The Alien Times is soliciting information from readers who have recently attempted to get a Japanese driver's license (whether successful or not) as to what they experienced. Reading the experiences of others will help you know what to expect and to prepare yourself for the ordeal. Rarely, it seems, does anyone pass on their first attempt, as the examiners are extremely meticulous. The Japanese driving schools teach their students (who pay something like 300,000 yen for the course!) to do things the "right" way, and this is the standard used in evaluating driving skills. In order to pass the test, foreigners are required to do things the "right" way.
Our advice is to practice what you need to do beforehand, take along a good book or something else to occupy yourself during the long waits, and be patient. Also, start early in the process so that you won't be stuck without a license after your international license expires. Contact us with your experiences so that we can put together information that will help others negotiate the hurdle.
<< | Master Index | >>
The International Women's Network (IWN) is a group of women who enjoy chatting with people from all over the world. We hold a monthly potluck dinner where we exchange information about the local community while eating a variety of foods. No reservation is needed to attend the potluck. Just bring one dish of food and show up at the meeting. Newcomers are always welcome! Take advantage of this unique opportunity to enjoy the international city of Tsukuba with us!
See our website
The advertisements that appear on paper and online versions of The Alien Times do not necessarily represent the views of the Alien Times. The Alien Times takes no responsibility for any transactions that occur between advertisers and readers.

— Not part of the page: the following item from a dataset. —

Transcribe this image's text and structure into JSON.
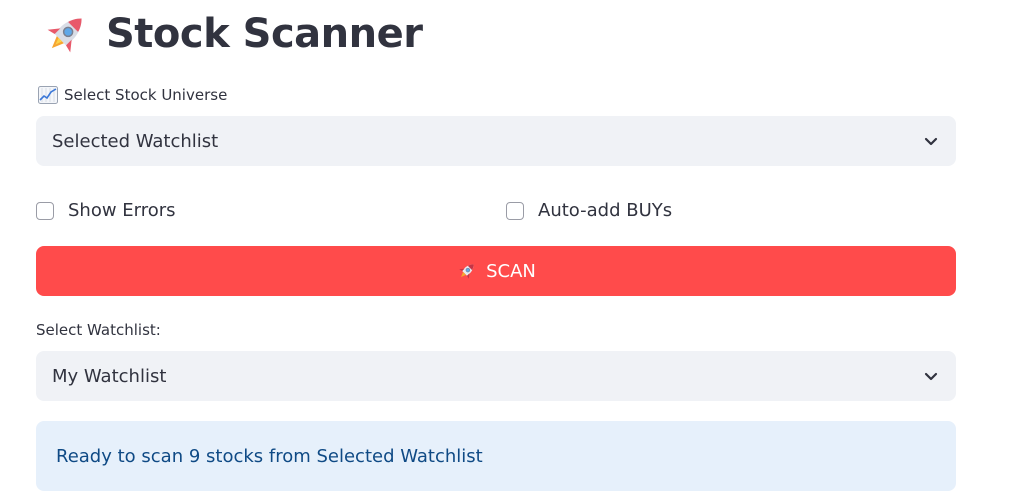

The authors of articles that appear in Alien Times reserve the right to copyright their work. Please DO NOT copy any articles that appear in Alien Times without first receiving permission from the author of the article (when known) or the Alien Times Editor.